  • Resistant starch – green banana flour is a good source of resistant starch which is not digested in the small intestine; thus, it is characterized as a type of fibre. Fibre intake is associated with the prevention of DNA damage and cancer (1) as well as improved bowel health.
  • Improve blood sugar control – there is consistent evidence that consumption of resistant starch can aid blood sugar control and increase satiety meaning you feel full up for longer without having to eat as much (2).
  • Improve gut health – the resistant starch in green banana flour acts as a prebiotic. It is used by the bacteria in the intestines to produce short-chain fatty acids that serve as a major fuel source for the cells in the colon (3).
  • Reduce inflammation – green banana flour has protective effects on intestinal inflammation. Research has found that patients with inflammatory bowel disease taking prednisolone as an anti-inflammatory who added green banana flour into their diets enhanced the anti-inflammatory effects of the medication (3).
  • Gluten free – green banana flour is gluten free and can be used in many recipes instead of wheat flour. It works well alongside other flours such as buckwheat, rice or coconut flour. If using only banana flour use 2/3 the amount of flour recommended in the recipe. Replacing 30% of the wheat flour in cakes with green banana flour leads to an increase in resistant starch and fibre content as well as a higher antioxidant capacity. So, for a nutritionally enhanced cake that does not spike blood sugar add some green banana flour to the recipe (4).
  • Improve blood sugar control and lower blood pressure – A group of overweight women who consumed 20g of green banana flour a day for 45 days experienced a reduction in systolic blood pressure, hip circumference and fasting glucose levels (5).
  • Improve semen quality – In small quantities green banana flour has been shown to improve semen quality in male rats. However, eating large quantities of green banana flour may reduce sperm cell quality and quantity (6). So all good things in moderation!
  • Potassium – like bananas, green banana flour is an excellent source of potassium which is needed for the nervous system and cardiovascular health. Unlike bananas it will not spike your blood sugar levels.
  • Versatility – As well as being useful in baked goods green banana flour can be used to thicken soups and sauces or added to smoothies.


  1. 1. Genet Mol Res. 2015 Mar 6;14(1):1679-91. Resistant starch: a functional food that prevents DNA damage and chemical carcinogenesis. Navarro SD, Mauro MO, Pesarini JR et al.
  2. 2. Nutrition Bulletin, 2017. Health effects of resistant starch.
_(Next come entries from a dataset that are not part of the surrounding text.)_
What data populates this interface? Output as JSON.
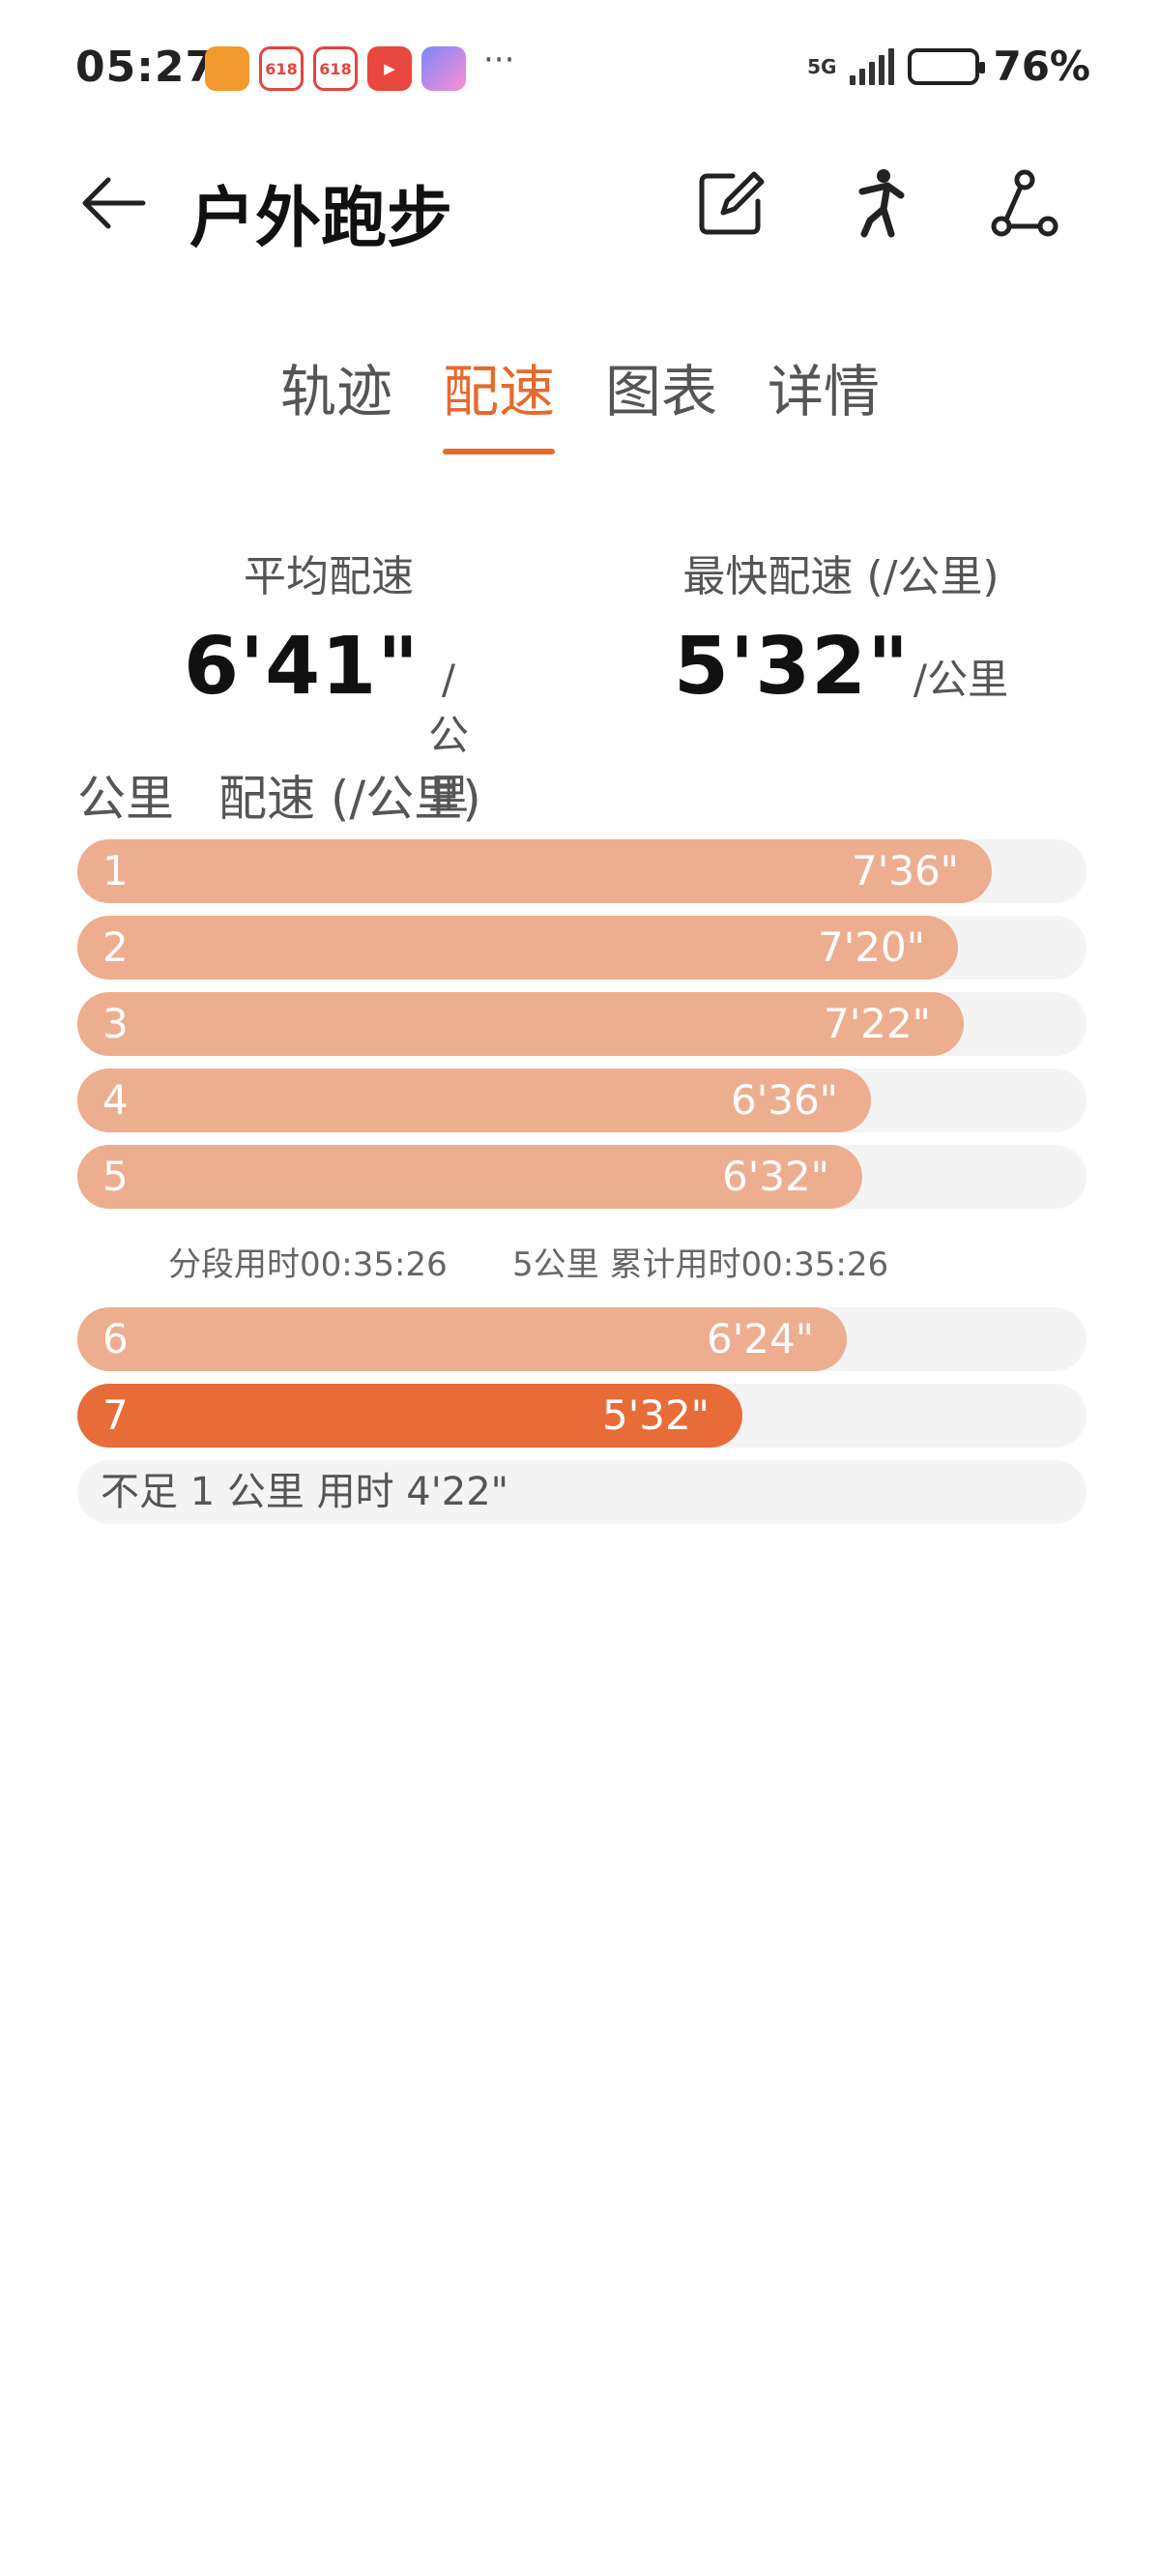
{
  "status_bar": {
    "time": "05:27",
    "app_icons": [
      {
        "name": "orange-app-icon",
        "label": ""
      },
      {
        "name": "618-app-icon",
        "label": "618"
      },
      {
        "name": "618-app-icon",
        "label": "618"
      },
      {
        "name": "video-app-icon",
        "label": "▶"
      },
      {
        "name": "chat-app-icon",
        "label": ""
      }
    ],
    "more": "···",
    "network": "5G",
    "battery_percent": "76%",
    "battery_level": 0.76
  },
  "header": {
    "title": "户外跑步",
    "back_icon": "arrow-left-icon",
    "actions": [
      "edit-icon",
      "runner-icon",
      "share-route-icon"
    ]
  },
  "tabs": [
    {
      "label": "轨迹",
      "active": false
    },
    {
      "label": "配速",
      "active": true
    },
    {
      "label": "图表",
      "active": false
    },
    {
      "label": "详情",
      "active": false
    }
  ],
  "stats": {
    "avg": {
      "label": "平均配速",
      "value": "6'41\"",
      "unit": "/公里"
    },
    "fastest": {
      "label": "最快配速 (/公里)",
      "value": "5'32\"",
      "unit": "/公里"
    }
  },
  "table_header": {
    "col_km": "公里",
    "col_pace": "配速 (/公里)"
  },
  "splits": [
    {
      "km": "1",
      "pace": "7'36\"",
      "fill": 0.906,
      "best": false
    },
    {
      "km": "2",
      "pace": "7'20\"",
      "fill": 0.873,
      "best": false
    },
    {
      "km": "3",
      "pace": "7'22\"",
      "fill": 0.878,
      "best": false
    },
    {
      "km": "4",
      "pace": "6'36\"",
      "fill": 0.786,
      "best": false
    },
    {
      "km": "5",
      "pace": "6'32\"",
      "fill": 0.778,
      "best": false
    },
    {
      "km": "6",
      "pace": "6'24\"",
      "fill": 0.762,
      "best": false
    },
    {
      "km": "7",
      "pace": "5'32\"",
      "fill": 0.659,
      "best": true
    }
  ],
  "summary": {
    "segment": "分段用时00:35:26",
    "cumulative": "5公里 累计用时00:35:26"
  },
  "remainder": "不足 1 公里 用时 4'22\"",
  "colors": {
    "accent": "#e66a2c",
    "bar": "#edae8f",
    "bar_best": "#e86c38",
    "track": "#f4f4f4"
  }
}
Lockyer S, Nugent A P.
  3. 3. Nutr Res. 2012 Mar;32(3):202-9. Dietary intervention with green dwarf banana flour (Musa sp AAA) prevents intestinal inflammation in a trinitrobenzenesulfonic acid model of rat colitis. Scarminio V, Fruet AC, Witaicenis A et al.
  4. 4. Food Chem. 2017 Mar 15;219:240-248. Mechanically fractionated flour isolated from green bananas (M. cavendishii var. nanica) as a tool to increase the dietary fiber and phytochemical bioactivity of layer and sponge cakes. Segundo C, Roman L, Gomez M, Martinez M.
  5. 5. Nutr Hosp. 2014 May 1;29(5):1070-80. Women with metabolic syndrome improve antrophometric and biochemical parameters with green banana flour consumption. Tavares da Silva S, Araujo Dos Santos C, Marvila Girondoli Y et al.
  6. 6. Niger Med J. 2013 Mar;54(2):92-5. Beneficial effects of low dose Musa paradisiaca on the semen quality of male Wistar rats. Alabi AS, Omotoso GO, Enaibe BU et al.